Bug in “Bug Tracker” Enabled Researcher to Access Google’s Internal List of Critical Bugs
Google, the king of finding security flaws in everyone’s products, apparently left its database of critical vulnerabilities insecure. Alex Birsan, a security researcher, managed to gain access to the company’s internal bug reporting system by making it believe he was an employee. Birsan said that attackers could have also gained access to the database getting the power of unpatched vulnerabilities that they could have potentially exploited to target users.
Birsan managed to gain access to the backend of the bug reporting system by spoofing a corporate Google email address that let him see thousands of bug reports, including critical flaws.
What exactly did Birsan break into?
In his findings, the security researcher wrote that the Issue Tracker (aka Buganizer System) is a tool that Google uses internally to track bugs and feature requests during product development. “It is available outside of Google for use by external public and partner users who need to collaborate with Google teams on specific projects,” he wrote.
In his detailed report, Birsan has shared how he managed to get paid over $15,000 as he kept looking into the powers this access to the Issue Tracker could give him. He started this by trying to get a Google employee account – something you shouldn’t be able to do. Birsan wrote that when he signed up with any other fake email address and failed to confirm the account by clicking on the received link, he was allowed to change the address “without any limitations.” He changed his email address to an internal account firstname.lastname@example.org.
While he didn’t get any direct access to internal network using this fake Google account, he did manage to trick Issue Tracker into assuming he was indeed an employee, giving him privileges to view the bug reports.
Using this access and exploiting other issues, he finally managed to read any and all bug reports. “I only tried viewing a few consecutive IDs, then attacked myself from an unrelated account to confirm the severity of this problem,” Birsan writes.

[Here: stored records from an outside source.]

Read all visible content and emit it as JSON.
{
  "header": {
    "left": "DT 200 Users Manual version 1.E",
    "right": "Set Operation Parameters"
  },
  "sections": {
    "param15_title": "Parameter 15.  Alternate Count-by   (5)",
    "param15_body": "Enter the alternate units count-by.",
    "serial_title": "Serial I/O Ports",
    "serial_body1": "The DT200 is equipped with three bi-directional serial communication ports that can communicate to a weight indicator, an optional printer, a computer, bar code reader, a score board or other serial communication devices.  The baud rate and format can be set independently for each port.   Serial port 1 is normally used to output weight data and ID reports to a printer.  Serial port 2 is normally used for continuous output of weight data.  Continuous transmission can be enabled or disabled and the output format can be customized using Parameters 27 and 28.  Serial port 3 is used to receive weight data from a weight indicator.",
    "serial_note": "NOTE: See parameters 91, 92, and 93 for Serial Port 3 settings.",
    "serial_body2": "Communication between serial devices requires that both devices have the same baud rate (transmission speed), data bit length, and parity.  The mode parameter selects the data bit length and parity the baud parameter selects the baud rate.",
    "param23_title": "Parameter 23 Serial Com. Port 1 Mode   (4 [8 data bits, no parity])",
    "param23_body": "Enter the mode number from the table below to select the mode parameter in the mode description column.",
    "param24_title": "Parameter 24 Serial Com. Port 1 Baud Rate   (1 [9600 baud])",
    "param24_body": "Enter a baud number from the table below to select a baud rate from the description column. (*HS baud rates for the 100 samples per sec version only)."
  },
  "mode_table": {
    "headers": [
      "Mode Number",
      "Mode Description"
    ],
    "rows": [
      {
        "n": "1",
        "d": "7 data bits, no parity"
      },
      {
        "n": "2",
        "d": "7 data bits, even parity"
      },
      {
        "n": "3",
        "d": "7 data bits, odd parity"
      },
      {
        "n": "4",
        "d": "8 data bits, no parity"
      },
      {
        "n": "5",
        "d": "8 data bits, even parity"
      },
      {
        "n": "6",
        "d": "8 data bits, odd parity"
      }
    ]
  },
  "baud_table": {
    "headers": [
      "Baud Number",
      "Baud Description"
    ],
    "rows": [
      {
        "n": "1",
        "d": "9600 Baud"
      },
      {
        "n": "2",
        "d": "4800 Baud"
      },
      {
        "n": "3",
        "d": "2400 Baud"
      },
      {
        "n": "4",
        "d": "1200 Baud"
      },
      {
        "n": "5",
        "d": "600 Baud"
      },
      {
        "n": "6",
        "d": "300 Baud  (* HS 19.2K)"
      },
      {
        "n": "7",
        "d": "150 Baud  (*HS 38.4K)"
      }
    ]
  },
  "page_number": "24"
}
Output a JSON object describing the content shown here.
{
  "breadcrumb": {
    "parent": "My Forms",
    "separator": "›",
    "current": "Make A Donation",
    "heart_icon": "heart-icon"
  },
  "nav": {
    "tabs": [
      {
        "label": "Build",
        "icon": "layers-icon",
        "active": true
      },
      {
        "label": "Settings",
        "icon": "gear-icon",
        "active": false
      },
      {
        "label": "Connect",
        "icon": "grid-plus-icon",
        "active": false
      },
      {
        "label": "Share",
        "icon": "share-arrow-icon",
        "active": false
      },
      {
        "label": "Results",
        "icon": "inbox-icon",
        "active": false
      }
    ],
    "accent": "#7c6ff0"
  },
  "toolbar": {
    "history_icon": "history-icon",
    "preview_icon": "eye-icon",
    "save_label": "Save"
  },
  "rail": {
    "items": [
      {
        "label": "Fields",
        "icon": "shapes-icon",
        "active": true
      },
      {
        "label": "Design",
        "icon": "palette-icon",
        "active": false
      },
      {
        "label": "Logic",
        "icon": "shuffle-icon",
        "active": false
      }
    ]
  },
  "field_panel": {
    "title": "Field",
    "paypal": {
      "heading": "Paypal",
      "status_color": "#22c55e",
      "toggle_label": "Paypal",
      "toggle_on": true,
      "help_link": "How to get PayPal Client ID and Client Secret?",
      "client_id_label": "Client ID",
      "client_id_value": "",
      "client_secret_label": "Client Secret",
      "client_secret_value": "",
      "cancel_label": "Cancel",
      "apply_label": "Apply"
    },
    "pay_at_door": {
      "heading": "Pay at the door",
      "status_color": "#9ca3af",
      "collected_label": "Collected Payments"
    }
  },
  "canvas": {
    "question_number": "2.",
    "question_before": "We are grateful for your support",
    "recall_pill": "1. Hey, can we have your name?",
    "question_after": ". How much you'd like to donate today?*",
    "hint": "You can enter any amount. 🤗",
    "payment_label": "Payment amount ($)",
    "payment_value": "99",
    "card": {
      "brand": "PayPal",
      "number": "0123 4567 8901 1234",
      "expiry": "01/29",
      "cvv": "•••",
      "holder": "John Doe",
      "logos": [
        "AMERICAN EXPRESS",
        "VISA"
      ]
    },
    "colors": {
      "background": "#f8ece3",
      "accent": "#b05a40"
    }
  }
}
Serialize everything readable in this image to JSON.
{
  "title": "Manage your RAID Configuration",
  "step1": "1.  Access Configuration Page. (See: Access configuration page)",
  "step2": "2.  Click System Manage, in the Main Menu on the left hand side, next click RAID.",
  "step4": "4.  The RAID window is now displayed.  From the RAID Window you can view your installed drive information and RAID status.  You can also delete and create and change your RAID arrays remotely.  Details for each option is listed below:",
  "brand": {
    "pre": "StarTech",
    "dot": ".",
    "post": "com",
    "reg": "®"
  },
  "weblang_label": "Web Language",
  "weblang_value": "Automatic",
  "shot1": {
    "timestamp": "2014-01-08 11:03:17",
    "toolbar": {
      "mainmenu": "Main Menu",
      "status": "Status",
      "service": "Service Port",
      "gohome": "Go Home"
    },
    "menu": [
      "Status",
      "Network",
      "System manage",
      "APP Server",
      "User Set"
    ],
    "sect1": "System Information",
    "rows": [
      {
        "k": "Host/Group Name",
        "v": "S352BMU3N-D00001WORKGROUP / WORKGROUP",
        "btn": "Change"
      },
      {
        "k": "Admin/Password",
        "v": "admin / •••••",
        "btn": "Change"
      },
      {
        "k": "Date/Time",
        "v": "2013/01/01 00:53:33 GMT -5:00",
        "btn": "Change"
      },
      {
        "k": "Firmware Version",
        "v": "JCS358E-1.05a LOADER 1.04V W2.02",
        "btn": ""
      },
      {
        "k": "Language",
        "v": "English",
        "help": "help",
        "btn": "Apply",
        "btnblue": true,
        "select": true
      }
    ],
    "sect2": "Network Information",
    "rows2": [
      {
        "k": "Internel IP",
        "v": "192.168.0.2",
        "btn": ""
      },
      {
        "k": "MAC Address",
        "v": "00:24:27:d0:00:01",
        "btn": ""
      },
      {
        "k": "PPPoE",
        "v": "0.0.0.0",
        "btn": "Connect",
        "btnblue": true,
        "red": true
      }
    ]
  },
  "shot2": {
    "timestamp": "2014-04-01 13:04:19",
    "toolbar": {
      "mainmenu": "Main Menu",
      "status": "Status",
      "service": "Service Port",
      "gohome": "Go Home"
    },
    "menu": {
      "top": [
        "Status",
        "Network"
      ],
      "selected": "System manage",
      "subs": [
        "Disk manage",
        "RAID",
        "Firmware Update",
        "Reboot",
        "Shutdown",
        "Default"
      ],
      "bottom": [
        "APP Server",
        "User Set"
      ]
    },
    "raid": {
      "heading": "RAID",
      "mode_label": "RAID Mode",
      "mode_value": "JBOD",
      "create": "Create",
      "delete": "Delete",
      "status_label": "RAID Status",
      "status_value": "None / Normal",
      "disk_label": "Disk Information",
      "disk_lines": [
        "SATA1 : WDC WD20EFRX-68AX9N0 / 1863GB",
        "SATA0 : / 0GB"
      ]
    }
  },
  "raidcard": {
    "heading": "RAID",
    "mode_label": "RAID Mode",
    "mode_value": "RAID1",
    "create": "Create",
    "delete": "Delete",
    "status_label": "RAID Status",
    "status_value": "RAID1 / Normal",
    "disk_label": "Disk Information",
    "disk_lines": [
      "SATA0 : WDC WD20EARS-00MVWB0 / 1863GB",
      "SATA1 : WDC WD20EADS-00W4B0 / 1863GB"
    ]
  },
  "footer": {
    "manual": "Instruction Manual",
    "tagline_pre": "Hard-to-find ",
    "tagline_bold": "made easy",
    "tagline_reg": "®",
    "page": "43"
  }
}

Yes, I could see details about vulnerability reports, along with everything else hosted on the Buganizer. Even worse, I could exfiltrate data about multiple tickets in a single request, so monitoring all the internal activity in real time probably wouldn’t have triggered any rate limiters.
It does seem like a juicy exploit (especially for a blackhat hacker), but Birsan said that Google is extremely responsive to dangerous vulnerabilities. Google’s quick response and heavy bounties have always encouraged white hat hackers to further research into its products, helping the company secure its services. However, this workaround to gaining access to the Issue Tracker could have been used by someone not looking to get some cash from Google as they could have easily made even more by selling critical flaws to criminals.
“I believe you’d have a pretty good chance of compromising Google accounts if you had a few specific targets and threw every attack at them. But a large scale attack that puts hundreds/thousands of people at risk? Not so much.”
Birsan, however, insists this is not the “Holy Grail of Google bugs” solely because anything serious reported to Google gets fixed ASAP.
“When I first started hunting for this information leak, I assumed it would be the Holy Grail of Google bugs, because it discloses information about every other bug (for example, HackerOne pays a minimum of $10,000 for something similar),” he wrote. “However, after finding it, I quickly realized that the impact would be minimized, because all the dangerous vulnerabilities get neutralized within the hour anyway.”
Google fixed the vulnerabilities reported by Birsan and awarded him a total of $15,600 in bug bounties for three reports. The company in an emailed statement said that it has patched all the reported bugs and “their variants.”